Problem details
The whole answer is the data below, retyped exactly.

START Input data

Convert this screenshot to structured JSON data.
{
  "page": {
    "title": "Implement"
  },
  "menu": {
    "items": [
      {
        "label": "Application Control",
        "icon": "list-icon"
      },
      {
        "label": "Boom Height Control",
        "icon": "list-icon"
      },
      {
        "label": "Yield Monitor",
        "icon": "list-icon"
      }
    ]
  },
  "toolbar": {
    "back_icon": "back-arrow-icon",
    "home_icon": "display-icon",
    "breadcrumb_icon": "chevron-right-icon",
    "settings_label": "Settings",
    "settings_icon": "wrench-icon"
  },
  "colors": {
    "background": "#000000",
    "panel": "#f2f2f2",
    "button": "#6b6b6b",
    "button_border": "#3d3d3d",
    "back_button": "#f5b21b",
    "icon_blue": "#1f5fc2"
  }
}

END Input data

Solution to this task
Convert this screenshot to structured JSON data.
{
  "page": {
    "title": "Implement"
  },
  "menu": {
    "items": [
      {
        "label": "Application Control",
        "icon": "list-icon"
      },
      {
        "label": "Boom Height Control",
        "icon": "list-icon"
      },
      {
        "label": "Yield Monitor",
        "icon": "list-icon"
      }
    ]
  },
  "toolbar": {
    "back_icon": "back-arrow-icon",
    "home_icon": "display-icon",
    "breadcrumb_icon": "chevron-right-icon",
    "settings_label": "Settings",
    "settings_icon": "wrench-icon"
  },
  "colors": {
    "background": "#000000",
    "panel": "#f2f2f2",
    "button": "#6b6b6b",
    "button_border": "#3d3d3d",
    "back_button": "#f5b21b",
    "icon_blue": "#1f5fc2"
  }
}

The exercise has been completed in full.